[Web page and app entries]
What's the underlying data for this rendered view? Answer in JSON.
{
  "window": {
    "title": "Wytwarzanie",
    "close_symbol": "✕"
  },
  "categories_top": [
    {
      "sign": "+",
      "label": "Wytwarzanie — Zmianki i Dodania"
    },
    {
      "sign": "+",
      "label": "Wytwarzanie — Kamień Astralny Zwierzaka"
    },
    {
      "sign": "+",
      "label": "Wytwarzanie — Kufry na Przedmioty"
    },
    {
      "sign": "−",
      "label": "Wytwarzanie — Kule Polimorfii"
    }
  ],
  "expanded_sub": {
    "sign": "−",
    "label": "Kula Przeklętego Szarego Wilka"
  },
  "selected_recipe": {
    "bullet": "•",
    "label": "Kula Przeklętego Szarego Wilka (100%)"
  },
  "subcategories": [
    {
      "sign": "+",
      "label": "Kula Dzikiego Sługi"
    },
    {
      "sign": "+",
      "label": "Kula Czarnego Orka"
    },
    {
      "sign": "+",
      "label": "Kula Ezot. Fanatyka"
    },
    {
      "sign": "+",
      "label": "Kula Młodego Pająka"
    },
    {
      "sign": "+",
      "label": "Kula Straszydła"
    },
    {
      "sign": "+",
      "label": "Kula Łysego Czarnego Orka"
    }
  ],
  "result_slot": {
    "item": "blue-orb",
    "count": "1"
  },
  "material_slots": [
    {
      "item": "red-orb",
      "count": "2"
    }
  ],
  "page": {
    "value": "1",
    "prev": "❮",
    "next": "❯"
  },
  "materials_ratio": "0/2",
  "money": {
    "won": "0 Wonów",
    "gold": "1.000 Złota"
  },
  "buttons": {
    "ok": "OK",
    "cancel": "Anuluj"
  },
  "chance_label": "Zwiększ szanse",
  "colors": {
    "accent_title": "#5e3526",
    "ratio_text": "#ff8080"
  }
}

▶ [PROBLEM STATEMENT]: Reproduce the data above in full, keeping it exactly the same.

▶ [EXERCISE OUTPUT]:
What's the underlying data for this rendered view? Answer in JSON.
{
  "window": {
    "title": "Wytwarzanie",
    "close_symbol": "✕"
  },
  "categories_top": [
    {
      "sign": "+",
      "label": "Wytwarzanie — Zmianki i Dodania"
    },
    {
      "sign": "+",
      "label": "Wytwarzanie — Kamień Astralny Zwierzaka"
    },
    {
      "sign": "+",
      "label": "Wytwarzanie — Kufry na Przedmioty"
    },
    {
      "sign": "−",
      "label": "Wytwarzanie — Kule Polimorfii"
    }
  ],
  "expanded_sub": {
    "sign": "−",
    "label": "Kula Przeklętego Szarego Wilka"
  },
  "selected_recipe": {
    "bullet": "•",
    "label": "Kula Przeklętego Szarego Wilka (100%)"
  },
  "subcategories": [
    {
      "sign": "+",
      "label": "Kula Dzikiego Sługi"
    },
    {
      "sign": "+",
      "label": "Kula Czarnego Orka"
    },
    {
      "sign": "+",
      "label": "Kula Ezot. Fanatyka"
    },
    {
      "sign": "+",
      "label": "Kula Młodego Pająka"
    },
    {
      "sign": "+",
      "label": "Kula Straszydła"
    },
    {
      "sign": "+",
      "label": "Kula Łysego Czarnego Orka"
    }
  ],
  "result_slot": {
    "item": "blue-orb",
    "count": "1"
  },
  "material_slots": [
    {
      "item": "red-orb",
      "count": "2"
    }
  ],
  "page": {
    "value": "1",
    "prev": "❮",
    "next": "❯"
  },
  "materials_ratio": "0/2",
  "money": {
    "won": "0 Wonów",
    "gold": "1.000 Złota"
  },
  "buttons": {
    "ok": "OK",
    "cancel": "Anuluj"
  },
  "chance_label": "Zwiększ szanse",
  "colors": {
    "accent_title": "#5e3526",
    "ratio_text": "#ff8080"
  }
}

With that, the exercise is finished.